Tim Alper
Last updated: | 2 min read

New government regulations that will force South Korean crypto exchanges to cease order book sharing with overseas trading platforms could have a seismic effect on the crypto players in the country – and the issue is reportedly the main reason why major player Binance is set to close down its Binance Korea operations next month and only four out of 77 exchanges on target to meet stringent new guidelines.

Source: iStock/TwilightShow

Per EBN, the problematic ruling, which reported on earlier this week, Binance Korea “decided to close down due to the difficulty of discontinuing its order book” sharing policies with its international platforms.

Binance gave other reasons for the shutdown in its own official notice earlier this month.

Rival Huobi, however, has claimed it will stop its Huobi Korea exchange sharing order books with its overseas branches. Digifinex Korea has indicated that it is prepared to do likewise.

Regardless, the scale of the issue appears to be large than first thoughts. As the EBN report’s author notes, small and medium-sized exchanges have relied on order book sharing with overseas partners as a means of getting by, and many appear stumped as to how they will proceed without it.

Industry bodies have petitioned Seoul to amend a key crypto-related law that will promulgate in March 2021, ending order book sharing, and some exchanges are hopeful lawmakers will change their minds.

Per Bizwatch, only 11 out of South Korea’s 77 crypto exchanges have obtained the information security management system (ISMS) accreditation that the new law requires them to have in order to continue operating after March (plus a six month grace period).

And of that number only four (namely Bithumb, Upbit, Korbit and Coinone) have put into place real-name banking systems, making it “highly likely that only these four companies will survive” past the deadline.

However, some are doubtful about the possibility of a u-turn, with the regulatory Korea Financial Intelligence Unit writing ominously about the money laundering-associated risks of allowing exchanges to deal with “cross-transactions” between domestic and overseas trading platforms in the report that led to the clause being included in the act.

And EBN quoted an unnamed industry official as claiming that the upshot of the legislation would likely be that South Korean crypto investors take their funds to overseas exchanges.

“South Korean investors only use domestic exchanges out of convenience’s sake. There is no reason for investors to use domestic exchanges rather than overseas exchanges if they are high-volume traders,” the source said.

And another unnamed industry player was quoted as saying,

“I don’t expect the government’s attitude to crypto to change rapidly.
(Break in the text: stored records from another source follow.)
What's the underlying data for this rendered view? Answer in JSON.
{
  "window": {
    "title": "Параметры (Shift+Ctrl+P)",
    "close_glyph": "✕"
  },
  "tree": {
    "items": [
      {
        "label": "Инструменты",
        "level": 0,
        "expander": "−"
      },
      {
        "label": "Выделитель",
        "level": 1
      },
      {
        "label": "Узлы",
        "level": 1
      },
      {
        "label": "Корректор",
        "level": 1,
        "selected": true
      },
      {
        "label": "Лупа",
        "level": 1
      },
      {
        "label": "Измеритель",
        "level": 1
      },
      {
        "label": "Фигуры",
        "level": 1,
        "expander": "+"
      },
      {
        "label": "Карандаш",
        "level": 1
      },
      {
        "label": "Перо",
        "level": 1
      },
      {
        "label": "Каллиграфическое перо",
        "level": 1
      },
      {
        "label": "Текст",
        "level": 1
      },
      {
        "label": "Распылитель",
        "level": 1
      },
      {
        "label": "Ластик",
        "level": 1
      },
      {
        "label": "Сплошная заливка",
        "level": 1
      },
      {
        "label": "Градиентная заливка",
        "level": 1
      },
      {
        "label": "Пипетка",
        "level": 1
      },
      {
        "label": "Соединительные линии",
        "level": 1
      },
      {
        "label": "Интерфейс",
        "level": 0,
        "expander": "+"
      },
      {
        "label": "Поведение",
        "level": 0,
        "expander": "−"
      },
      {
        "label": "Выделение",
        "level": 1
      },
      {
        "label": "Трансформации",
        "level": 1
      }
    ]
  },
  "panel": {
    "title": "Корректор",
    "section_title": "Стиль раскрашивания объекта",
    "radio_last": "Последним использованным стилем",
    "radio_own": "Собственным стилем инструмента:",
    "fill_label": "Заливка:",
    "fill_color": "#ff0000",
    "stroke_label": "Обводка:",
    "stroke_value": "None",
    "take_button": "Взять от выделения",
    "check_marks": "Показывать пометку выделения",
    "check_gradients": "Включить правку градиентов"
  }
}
Many people who are tired of the government’s strict regulations have already left the industry.”

Learn more:
Crypto Exchanges to Spend 2021 Focusing on DeFi, UX, and New Services
Regulatory Kaleidoscope Challenges Crypto Industry – CCO
Crypto Regulation in 2021: The Piecemeal Approach & New Winds